Richard Cannings, MP for South OK and Kootenay communities says budget missed the mark

Paramedics union raises alarm over spike in out-of-service ambulances

Staffing shortages affecting service levels in Kootenays

Pilot program a good fit for Lower Columbia economic development

The B.C. Provincial Nominee Program Entrepreneur Immigration Regional Pilot launched last week

After mosque attacks, New Zealand bans ‘military-style’ guns

The gunman killed 50 in a Christchurch mosque

ICBC shifts to Alberta model, with higher premiums, private insurers say

Minor injury cap, court restrictions take effect April 1 in B.C.

Trans woman hopes funding cut will send message to B.C. rape crisis group

Rape Relief does not turn transgender women away and often connects them to other services, group says

B.C. sees fourth straight day of record-breaking warmth

Bob Marley said it best: The sun is shining and the weather is sweet

UPDATE: Two avalanches confirmed at Okanagan ski resort, one in hospital

A man has been sent to hospital after an isothermal avalanche at SilverStar March 20

Okanagan man, Yorkshire terrier chased by coyote

Animal sightings have been reported around West Kelowna and the Central Okanagan

Having phone within sight while driving does not violate law: B.C. judge
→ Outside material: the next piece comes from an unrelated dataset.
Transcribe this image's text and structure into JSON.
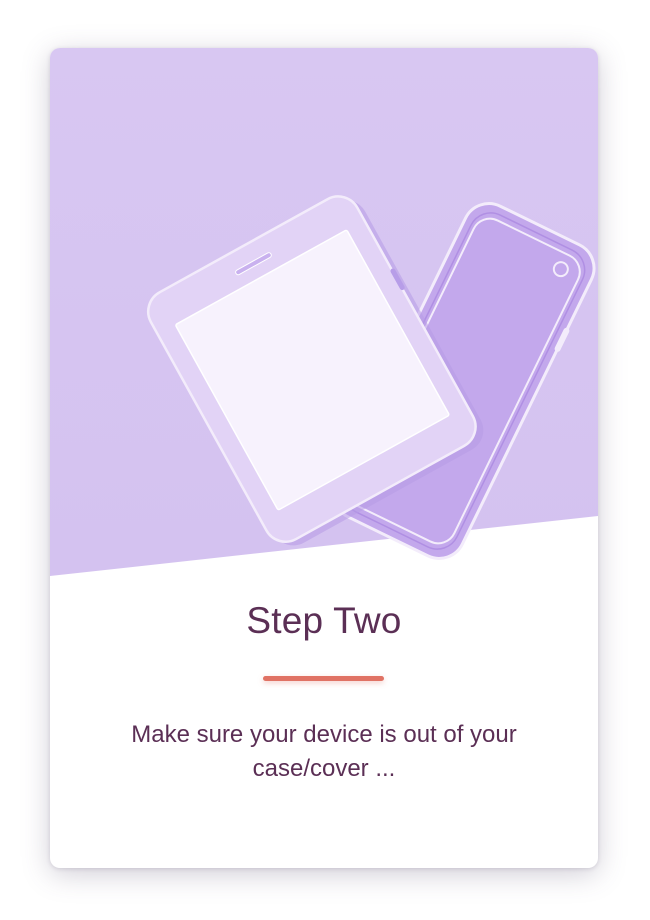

The mere presence of a cell phone within sight of a driver is not enough for a conviction, judge says

B.C. lottery winner being sued by Surrey co-workers

They claim he owes them $200,000 each, in a lawsuit filed in B.C. Supreme Court in Vancouver

Most Read